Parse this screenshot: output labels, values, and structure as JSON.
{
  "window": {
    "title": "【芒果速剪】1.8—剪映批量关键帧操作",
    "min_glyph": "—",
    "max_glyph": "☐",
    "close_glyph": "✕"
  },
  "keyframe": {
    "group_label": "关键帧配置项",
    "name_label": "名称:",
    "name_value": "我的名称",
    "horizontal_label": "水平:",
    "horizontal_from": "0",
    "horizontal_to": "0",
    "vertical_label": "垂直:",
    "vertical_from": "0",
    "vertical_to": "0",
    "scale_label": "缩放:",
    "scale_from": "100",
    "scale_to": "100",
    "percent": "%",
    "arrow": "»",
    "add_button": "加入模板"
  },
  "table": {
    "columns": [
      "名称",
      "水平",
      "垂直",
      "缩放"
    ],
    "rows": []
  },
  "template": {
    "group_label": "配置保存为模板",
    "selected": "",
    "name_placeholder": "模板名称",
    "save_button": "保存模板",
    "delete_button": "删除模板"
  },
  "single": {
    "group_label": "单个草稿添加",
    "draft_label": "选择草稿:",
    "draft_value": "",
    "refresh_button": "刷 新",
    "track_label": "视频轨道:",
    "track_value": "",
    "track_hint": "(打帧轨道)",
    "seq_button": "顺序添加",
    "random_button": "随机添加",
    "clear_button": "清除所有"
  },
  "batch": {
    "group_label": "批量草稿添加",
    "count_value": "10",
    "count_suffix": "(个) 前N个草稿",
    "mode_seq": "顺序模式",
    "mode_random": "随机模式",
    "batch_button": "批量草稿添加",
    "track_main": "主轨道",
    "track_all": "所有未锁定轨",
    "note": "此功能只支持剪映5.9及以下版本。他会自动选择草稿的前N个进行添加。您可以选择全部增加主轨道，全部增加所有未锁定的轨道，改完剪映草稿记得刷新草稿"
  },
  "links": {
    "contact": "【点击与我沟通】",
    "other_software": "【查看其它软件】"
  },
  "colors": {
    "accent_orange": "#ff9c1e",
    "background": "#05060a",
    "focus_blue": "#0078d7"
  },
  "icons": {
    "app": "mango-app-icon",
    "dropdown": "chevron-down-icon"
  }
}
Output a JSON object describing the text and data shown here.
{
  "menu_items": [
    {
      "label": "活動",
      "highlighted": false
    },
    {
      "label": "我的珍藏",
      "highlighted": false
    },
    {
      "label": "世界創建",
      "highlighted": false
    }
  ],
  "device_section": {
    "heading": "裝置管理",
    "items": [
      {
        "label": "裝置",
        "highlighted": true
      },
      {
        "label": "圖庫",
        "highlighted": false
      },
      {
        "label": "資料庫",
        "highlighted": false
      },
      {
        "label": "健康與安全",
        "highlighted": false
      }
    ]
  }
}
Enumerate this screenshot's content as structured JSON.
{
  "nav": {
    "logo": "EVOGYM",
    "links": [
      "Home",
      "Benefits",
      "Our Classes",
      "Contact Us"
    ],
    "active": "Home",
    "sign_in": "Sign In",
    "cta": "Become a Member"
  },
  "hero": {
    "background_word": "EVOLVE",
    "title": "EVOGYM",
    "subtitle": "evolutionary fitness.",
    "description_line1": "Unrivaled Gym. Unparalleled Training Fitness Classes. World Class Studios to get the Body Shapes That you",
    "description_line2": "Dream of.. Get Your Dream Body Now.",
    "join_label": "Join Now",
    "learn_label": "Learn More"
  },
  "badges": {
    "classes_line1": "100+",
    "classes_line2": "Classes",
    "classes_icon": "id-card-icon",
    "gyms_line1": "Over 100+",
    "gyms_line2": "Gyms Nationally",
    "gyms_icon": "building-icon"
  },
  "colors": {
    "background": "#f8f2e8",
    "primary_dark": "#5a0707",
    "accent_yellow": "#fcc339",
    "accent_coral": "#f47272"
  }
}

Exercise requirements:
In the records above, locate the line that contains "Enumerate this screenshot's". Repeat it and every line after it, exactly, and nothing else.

Response box:
Enumerate this screenshot's content as structured JSON.
{
  "nav": {
    "logo": "EVOGYM",
    "links": [
      "Home",
      "Benefits",
      "Our Classes",
      "Contact Us"
    ],
    "active": "Home",
    "sign_in": "Sign In",
    "cta": "Become a Member"
  },
  "hero": {
    "background_word": "EVOLVE",
    "title": "EVOGYM",
    "subtitle": "evolutionary fitness.",
    "description_line1": "Unrivaled Gym. Unparalleled Training Fitness Classes. World Class Studios to get the Body Shapes That you",
    "description_line2": "Dream of.. Get Your Dream Body Now.",
    "join_label": "Join Now",
    "learn_label": "Learn More"
  },
  "badges": {
    "classes_line1": "100+",
    "classes_line2": "Classes",
    "classes_icon": "id-card-icon",
    "gyms_line1": "Over 100+",
    "gyms_line2": "Gyms Nationally",
    "gyms_icon": "building-icon"
  },
  "colors": {
    "background": "#f8f2e8",
    "primary_dark": "#5a0707",
    "accent_yellow": "#fcc339",
    "accent_coral": "#f47272"
  }
}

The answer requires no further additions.